The start of the 2017/18 EFL season is here, with new players, new managers and new teams, but what about new rules?
The most notable change over the summer has been the introduction of a retrospective ban for diving, which could see players suspended for two matches if found guilty. But what are the rules that are being introduced this season, and the rules that are under discussion? We take a look…
Players who dive next season will face punishment. The Football Association passed a rule at their Annual General Meeting in May that will see two-match bans handed out for simulation.
The FA will also be able to rescind a yellow or red card given to the player who was deemed to have committed a foul, if the player was found guilty of diving. And players can be punished for “attempting to deceive the referee by feigning injury”. Footage will be reviewed each Monday by a three-man panel, consisting of one ex-match official, one ex-manager and one ex-player. Each panel member reviews the footage independently of the other members.
The FA will then act if there is “clear and overwhelming evidence to suggest a match official has been deceived by an act of simulation.”
The panel must be unanimous in their decision and players can be banned for two matches if they are found guilty. The first players under the spotlight will be from Sunderland and Derby as they kick off the new Sky Bet Championship season at the Stadium of Light on Friday evening, live on Sky Sports.
Aston Villa v Hull City and Bolton v Leeds will also be live on Sky Football over the opening weekend.
This rule has not yet been decided on, but could have significant implications towards the end of the season. It relates to teams heavily rotating their starting XI, as Huddersfield did towards the end of the 2016/17 campaign when they were assured of a play-off place and made 10 changes against relegation-threatened Birmingham, who won the match and avoided the drop by two points. The topic was discussed at the EFL Summer Conference in Portugal and a proposal will be considered in September.
The challenge appears to be what contributes a ‘weakened’ side. A statement from the EFL says they are “working up a policy to determine what constitutes a full strength team to remove any further potential reputational damage to the EFL and its competitions.” They also say “a significant number of clubs supported preliminary proposals that would require managers to include a yet to be defined number of outfield players who featured on the team sheet in the previous game”.
The requirement would take effect from the fourth Thursday in March, so would not impact league matches before or after the early rounds of the cup competitions, when teams might also make lots of changes.

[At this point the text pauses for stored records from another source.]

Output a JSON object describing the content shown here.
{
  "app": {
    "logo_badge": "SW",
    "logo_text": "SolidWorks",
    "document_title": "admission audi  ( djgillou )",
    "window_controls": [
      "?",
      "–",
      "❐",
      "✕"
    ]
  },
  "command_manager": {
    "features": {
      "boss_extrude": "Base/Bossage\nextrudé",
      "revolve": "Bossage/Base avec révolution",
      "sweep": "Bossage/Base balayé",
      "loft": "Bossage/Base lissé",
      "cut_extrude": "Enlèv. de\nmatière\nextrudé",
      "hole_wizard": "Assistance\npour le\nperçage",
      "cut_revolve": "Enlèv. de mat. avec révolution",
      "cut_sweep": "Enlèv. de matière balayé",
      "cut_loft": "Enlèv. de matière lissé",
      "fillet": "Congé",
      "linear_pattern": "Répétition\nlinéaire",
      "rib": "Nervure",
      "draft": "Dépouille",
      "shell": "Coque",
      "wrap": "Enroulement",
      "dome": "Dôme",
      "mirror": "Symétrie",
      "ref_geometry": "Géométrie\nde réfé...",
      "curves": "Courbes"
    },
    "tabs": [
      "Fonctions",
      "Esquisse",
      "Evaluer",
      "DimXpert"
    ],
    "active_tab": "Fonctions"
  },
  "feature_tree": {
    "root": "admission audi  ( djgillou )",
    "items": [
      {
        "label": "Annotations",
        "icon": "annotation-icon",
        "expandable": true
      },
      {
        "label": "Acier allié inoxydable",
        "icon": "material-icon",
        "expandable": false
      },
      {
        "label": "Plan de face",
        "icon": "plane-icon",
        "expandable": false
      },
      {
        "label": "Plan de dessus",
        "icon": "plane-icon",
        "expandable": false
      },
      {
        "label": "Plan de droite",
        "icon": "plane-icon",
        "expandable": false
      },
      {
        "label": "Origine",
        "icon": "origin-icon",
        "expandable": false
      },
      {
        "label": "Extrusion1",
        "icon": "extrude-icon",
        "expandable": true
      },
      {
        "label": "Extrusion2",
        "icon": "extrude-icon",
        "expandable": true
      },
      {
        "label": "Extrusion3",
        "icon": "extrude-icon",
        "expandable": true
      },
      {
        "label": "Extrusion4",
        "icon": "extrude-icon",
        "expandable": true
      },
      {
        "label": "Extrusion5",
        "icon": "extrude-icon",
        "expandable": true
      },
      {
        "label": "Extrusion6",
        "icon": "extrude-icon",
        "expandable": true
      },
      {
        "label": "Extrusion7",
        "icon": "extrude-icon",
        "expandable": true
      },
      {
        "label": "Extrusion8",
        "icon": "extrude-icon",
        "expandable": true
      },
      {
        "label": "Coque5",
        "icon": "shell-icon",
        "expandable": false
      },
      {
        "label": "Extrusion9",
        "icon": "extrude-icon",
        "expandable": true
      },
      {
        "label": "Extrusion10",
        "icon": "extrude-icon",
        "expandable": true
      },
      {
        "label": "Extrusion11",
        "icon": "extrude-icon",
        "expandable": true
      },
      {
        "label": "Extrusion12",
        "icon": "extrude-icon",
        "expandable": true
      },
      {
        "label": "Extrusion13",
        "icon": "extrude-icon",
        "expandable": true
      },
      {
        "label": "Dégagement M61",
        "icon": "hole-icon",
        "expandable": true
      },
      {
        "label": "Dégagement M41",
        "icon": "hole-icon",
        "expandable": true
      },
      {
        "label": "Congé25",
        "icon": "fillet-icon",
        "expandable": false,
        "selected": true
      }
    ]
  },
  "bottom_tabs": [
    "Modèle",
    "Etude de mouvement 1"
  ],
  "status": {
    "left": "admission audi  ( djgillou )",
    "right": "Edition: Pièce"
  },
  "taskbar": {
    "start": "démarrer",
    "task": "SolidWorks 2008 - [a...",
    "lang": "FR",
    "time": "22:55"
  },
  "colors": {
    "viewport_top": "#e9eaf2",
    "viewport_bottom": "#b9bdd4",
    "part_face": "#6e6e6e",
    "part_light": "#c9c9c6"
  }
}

Penalty shoot-outs are changing. The EFL will be trialling the new ‘ABBA’ method in the Carabao Cup, Checkatrade Trophy and EFL play-offs. While the traditional penalty shoot-out sees Team A take a penalty, then Team B, then Team A, then Team B, and so on, the ‘ABBA’ shootout is like a tennis tie-break. Team A takes the first penalty then Team B takes two successive penalties, before Team A takes two successive penalties and so on.
The EFL say it is being used to “reduce any apparent advantage the team taking the first kick may have.” It was used at the U20 World Cup this summer and also the Community Shield, with Arsenal beating Chelsea in shoot-out.
Clubs were asked at the EFL Summer Conference about interest in increasing the number of substitutes that can be used in a match from three to five. The proposal is set to be considered and then discussed again at the next club meeting in September.
EFL teams are currently able to name seven substitutes for every league match, the same as in the Premier League. Manchester City manager Pep Guardiola suggested last season that clubs should be able to make more changes. “It’s not just English football, it’s all around the world. We’re going to kill the players,” he said. “‘We are looking for the quantity and forget the quality. So the players don’t rest, they have a lot of pressure, more competitions, more games
“For that reason we have to have huge squads, more money for the clubs to spend. Just three substitutions right now… why can’t you make four, five or six? “That would mean all the players are involved more than they were before. The coaches can use different tactics, where you can change four or five players.”
The FA has announced a significant increase the amount of drug testing in English football for the new season.
A total of 5,000 tests will take place compared to 3,000 in 2016-17. The anti-doping operation will be weighted towards the Premier League and players who are playing regularly, with the unannounced spot-tests to be carried out at matches, at training, or at players’ homes.
Leyton Orient and Charlton fans were among those who protested against the owners of their clubs last season, and the EFL say they “will look at the current provisions in the regulations and whether they remain appropriate both prior to a purchase and once an owner is in control”. Changes have been made to the Owners’ and Directors’ Test regulations, including the addition that “false information” in a declaration can be a disqualifying factor. Also, a criminal offence abroad, whether it has resulted in a conviction or not, can now disqualify a potential owner.